final double sim = DTW.dpDTW2ColDoubleCost(curve_two, curve_two, isim, iww);

curve_one = null;

curve_two = null;

return sim;

}

Here is how one can compare two curves using squared euclidian similarity (SquaredEquclideanSim.java), where the first two arguments are the arrays of doubles with self-explanatory names.

double cdf44_dtw_se = DTW.dpDTW2ColDoubleCost(ex_4_4_512_no_noise_p34, ex_4_4_512_with_noise_cdf44_s5_p34,

new SquaredEuclideanSim(), DTW.MaxWW);

double hwt_dtw_se = DTW.dpDTW2ColDoubleCost(ex_4_4_512_no_noise_p34, ex_4_4_512_with_noise_hwt_s5_p34,

new SquaredEuclideanSim(), DTW.MaxWW);

Below are some signal graphs.

public static double compareTwoDCurve(double[] curve_one, double[] curve_two, IDTWSimilarity isim, IWarpingWindow iww) {

return DTW.dpDTW2ColDoubleCost(curve_one, curve_two, isim, iww);

}

public static double compareTwoDCurve(String curveFilePathOne, String curveFilePathTwo, IDTWSimilarity isim, IWarpingWindow iww) {

double[] curve_one = TwoDCurveComparator.fileToPrimitiveDoubleArray(curveFilePathOne);

double[] curve_two = TwoDCurveComparator.fileToPrimitiveDoubleArray(curveFilePathTwo);

final double sim = DTW.dpDTW2ColDoubleCost(curve_two, curve_two, isim, iww);

curve_one = null;

curve_two = null;

return sim;

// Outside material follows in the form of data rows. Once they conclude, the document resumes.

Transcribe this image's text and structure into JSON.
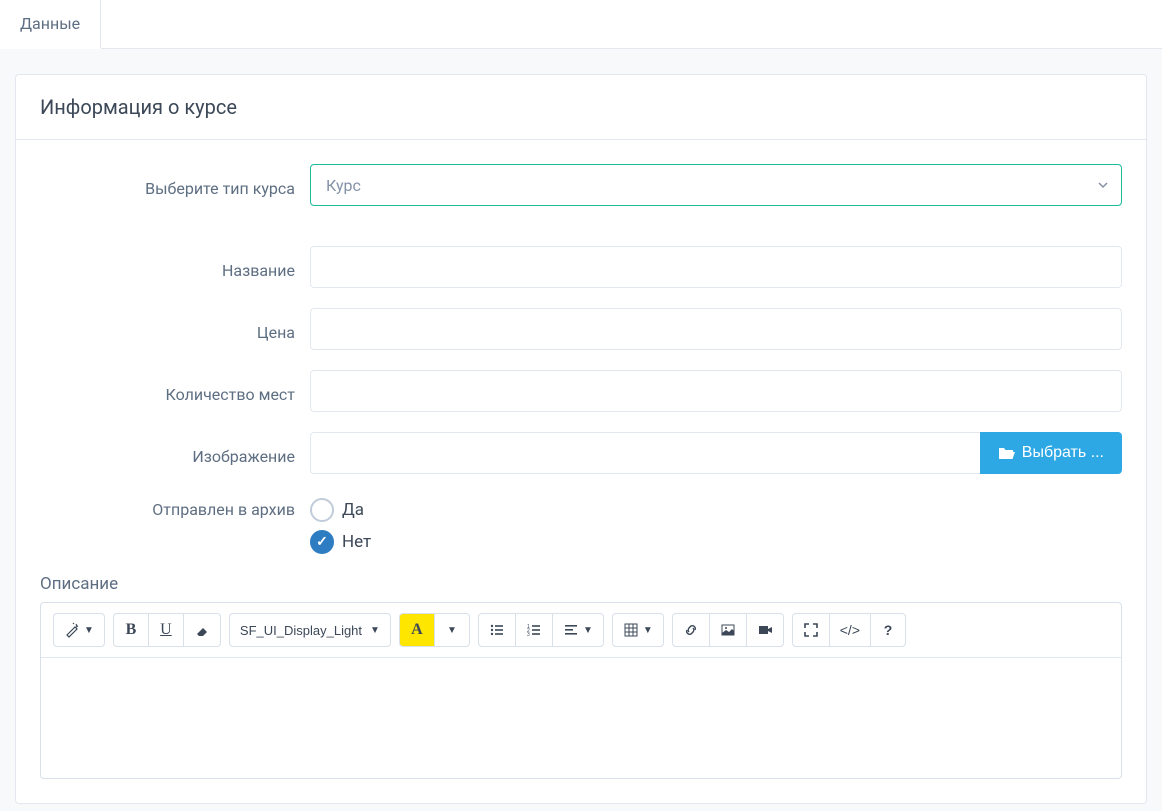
{
  "tabs": [
    {
      "label": "Данные",
      "active": true
    }
  ],
  "panel": {
    "title": "Информация о курсе"
  },
  "form": {
    "type_label": "Выберите тип курса",
    "type_value": "Курс",
    "name_label": "Название",
    "name_value": "",
    "price_label": "Цена",
    "price_value": "",
    "seats_label": "Количество мест",
    "seats_value": "",
    "image_label": "Изображение",
    "image_value": "",
    "browse_label": "Выбрать ...",
    "archived_label": "Отправлен в архив",
    "archived_options": {
      "yes": "Да",
      "no": "Нет"
    },
    "archived_value": "no"
  },
  "description": {
    "label": "Описание",
    "font_name": "SF_UI_Display_Light",
    "content": ""
  }
}
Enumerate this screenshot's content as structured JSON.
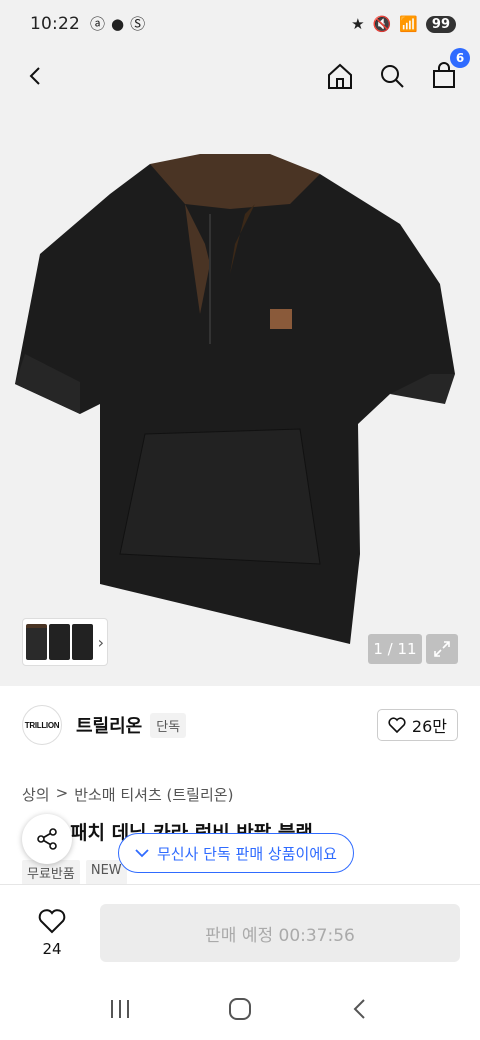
{
  "status": {
    "time": "10:22",
    "battery": "99"
  },
  "header": {
    "cart_count": "6"
  },
  "gallery": {
    "counter": "1 / 11"
  },
  "brand": {
    "logo_text": "TRILLION",
    "name": "트릴리온",
    "tag": "단독",
    "likes": "26만"
  },
  "breadcrumb": {
    "category": "상의",
    "separator": ">",
    "subcategory": "반소매 티셔츠 (트릴리온)"
  },
  "product": {
    "title": "패치 데님 카라 럭비 반팔 블랙"
  },
  "tags": [
    "무료반품",
    "NEW"
  ],
  "toast": {
    "text": "무신사 단독 판매 상품이에요"
  },
  "bottom": {
    "wish_count": "24",
    "buy_label": "판매 예정 00:37:56"
  },
  "colors": {
    "accent": "#2f6bff",
    "shirt": "#1c1c1c",
    "collar": "#4a3424"
  }
}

}

Here is how one can compare two curves using squared euclidian similarity (SquaredEquclideanSim.java), where the first two arguments are the arrays of doubles with self-explanatory names.

double cdf44_dtw_se = DTW.dpDTW2ColDoubleCost(ex_4_4_512_no_noise_p34, ex_4_4_512_with_noise_cdf44_s5_p34,

new SquaredEuclideanSim(), DTW.MaxWW);

double hwt_dtw_se = DTW.dpDTW2ColDoubleCost(ex_4_4_512_no_noise_p34, ex_4_4_512_with_noise_hwt_s5_p34,

new SquaredEuclideanSim(), DTW.MaxWW);

**Some Graphs**Below are some signal graphs.

**Figures 1**and**2**give the original and noisy signals, respectively.**Figures 3**-**6**show various reconstructions.Figure 1. Signal from ex. 4.4., p. 34 |

Figure 2. Signal from ex. 4.4, p. 34, with a noise spike added at 0.4 |

Figure 3. CDF44 reconstruction from S8 |

Figure 4. HWT reconstruction from S8 |

Figure 5. CDF44 reconstruction from S6 |

Figure 6. HWT signal reconstruction from S6. |

**Tests**
The
class TwoDCurveComparator.java has the following methods that measure
the quality of noise removal with difference numbers of scales from the
signal in Ex. 4.4 on p. 34: test_ex_4_4_p34_s8(), test_ex_4_4_p34_s7(),
test_ex_4_4_p34_s6(), and test_ex_4_4_p34_s5(). These methods display
the values of various similarity metrics between the original and
reconstructed signals. Below are some DWT values between the original and reconstructed signals. In the notation below, CDF(4, 4) or HWT denote the DWT, S8, S7, and S6 denote the scalar values at a specific scale, the number to the right side of the equality sign is the value of the DTW between the reconstructed signal and the signal in

**Fig. 2**.
CDF(4, 4), S8 == 3.9685421518395367

HWT, S8 == 7.684719899677848

CDF(4, 4), S7 == 1.688302564009318

HWT, S7 == 3.4639739360892845

CDF(4, 4), S6 == 1.7377716142440158

HWT, S6 == 2.0367401581624174